Charles Foster‘s book, Being a Beast, wonders too. Called “wild and whimsical” by The Times, and “funny and profound” by The Guardian, this book is a unique find. Dedicating himself to the task of understanding the private lives of beasts, Charles lived (and ate) as a badger for weeks, hid in rivers like an otter, and lay waste to the content of London bins like an urban fox. An Oxford Fellow, Charles specialises in anthropology, evolutionary biology, philosophy and natural history. The result of his wild adventure and wilder curiosity is this memoir, filled to the brim with outrageous anecdotes coupled with species study and neuro-scientific explorations. This is an intimate study of the all things bright and beautiful and the human animal. Really beastly business.

Part of the proceeds from ticket sales will be donated to Common Ground, the West Dorset based environmental arts charity.

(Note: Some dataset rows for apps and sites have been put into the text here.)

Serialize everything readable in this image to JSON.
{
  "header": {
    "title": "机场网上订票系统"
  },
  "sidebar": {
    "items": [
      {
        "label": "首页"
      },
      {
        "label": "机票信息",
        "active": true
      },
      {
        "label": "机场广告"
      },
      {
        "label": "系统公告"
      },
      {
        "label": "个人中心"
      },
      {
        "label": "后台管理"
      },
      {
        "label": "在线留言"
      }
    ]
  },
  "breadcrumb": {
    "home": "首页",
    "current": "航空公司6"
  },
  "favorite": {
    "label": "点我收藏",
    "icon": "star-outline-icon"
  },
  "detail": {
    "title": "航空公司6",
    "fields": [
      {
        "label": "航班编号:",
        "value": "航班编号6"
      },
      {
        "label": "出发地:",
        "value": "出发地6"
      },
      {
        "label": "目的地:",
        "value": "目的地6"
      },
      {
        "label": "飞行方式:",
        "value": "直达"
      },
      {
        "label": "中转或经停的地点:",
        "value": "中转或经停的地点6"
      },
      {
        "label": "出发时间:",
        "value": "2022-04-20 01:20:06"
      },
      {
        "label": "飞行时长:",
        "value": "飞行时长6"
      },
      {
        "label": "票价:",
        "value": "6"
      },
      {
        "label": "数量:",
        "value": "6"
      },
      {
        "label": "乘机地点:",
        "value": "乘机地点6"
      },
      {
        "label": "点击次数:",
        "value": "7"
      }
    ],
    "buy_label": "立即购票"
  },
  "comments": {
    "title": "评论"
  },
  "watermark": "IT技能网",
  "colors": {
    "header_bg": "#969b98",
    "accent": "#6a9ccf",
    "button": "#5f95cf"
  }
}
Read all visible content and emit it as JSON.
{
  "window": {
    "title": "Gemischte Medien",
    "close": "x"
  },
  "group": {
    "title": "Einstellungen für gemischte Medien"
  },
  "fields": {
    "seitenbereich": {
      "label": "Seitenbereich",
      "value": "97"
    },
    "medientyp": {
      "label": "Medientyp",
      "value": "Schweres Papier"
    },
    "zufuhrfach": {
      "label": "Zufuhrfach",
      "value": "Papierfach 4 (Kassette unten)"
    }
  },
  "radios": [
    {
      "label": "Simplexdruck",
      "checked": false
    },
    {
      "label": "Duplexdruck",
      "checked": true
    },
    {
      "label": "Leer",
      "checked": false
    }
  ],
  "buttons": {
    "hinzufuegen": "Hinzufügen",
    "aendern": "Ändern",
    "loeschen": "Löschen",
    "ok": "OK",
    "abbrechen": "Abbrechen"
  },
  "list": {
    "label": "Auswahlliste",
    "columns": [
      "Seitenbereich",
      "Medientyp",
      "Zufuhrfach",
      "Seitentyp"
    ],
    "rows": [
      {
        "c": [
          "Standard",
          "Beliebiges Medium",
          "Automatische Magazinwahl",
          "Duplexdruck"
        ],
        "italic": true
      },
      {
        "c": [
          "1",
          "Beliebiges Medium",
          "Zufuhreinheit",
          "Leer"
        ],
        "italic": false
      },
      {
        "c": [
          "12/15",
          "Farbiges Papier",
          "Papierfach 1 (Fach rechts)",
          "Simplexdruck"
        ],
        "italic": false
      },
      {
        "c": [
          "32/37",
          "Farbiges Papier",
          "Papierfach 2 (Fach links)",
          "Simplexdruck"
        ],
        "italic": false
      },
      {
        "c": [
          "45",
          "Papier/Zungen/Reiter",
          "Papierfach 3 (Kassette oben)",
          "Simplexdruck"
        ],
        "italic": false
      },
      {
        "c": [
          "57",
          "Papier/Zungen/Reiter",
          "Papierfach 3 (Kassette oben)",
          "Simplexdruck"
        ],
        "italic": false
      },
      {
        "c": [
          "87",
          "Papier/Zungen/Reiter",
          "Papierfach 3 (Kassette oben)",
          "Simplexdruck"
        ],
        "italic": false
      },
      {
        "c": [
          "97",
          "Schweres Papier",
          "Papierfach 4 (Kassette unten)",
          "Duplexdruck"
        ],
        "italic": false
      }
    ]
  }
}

Book tickets to see Charles Foster in conversation with James Crowden, prepare for something special.

Saturday 12th November / Event 24
Time: 2.30 pm
Tickets: £12
Location: The Electric Palace

To book tickets, contact the Box Office over the phone or in person.
Box Office: Bridport Tourist Information Centre, The Town Hall, Bridport, DT6 3LF
Tel: 01308 424 901

charlesfosteranimals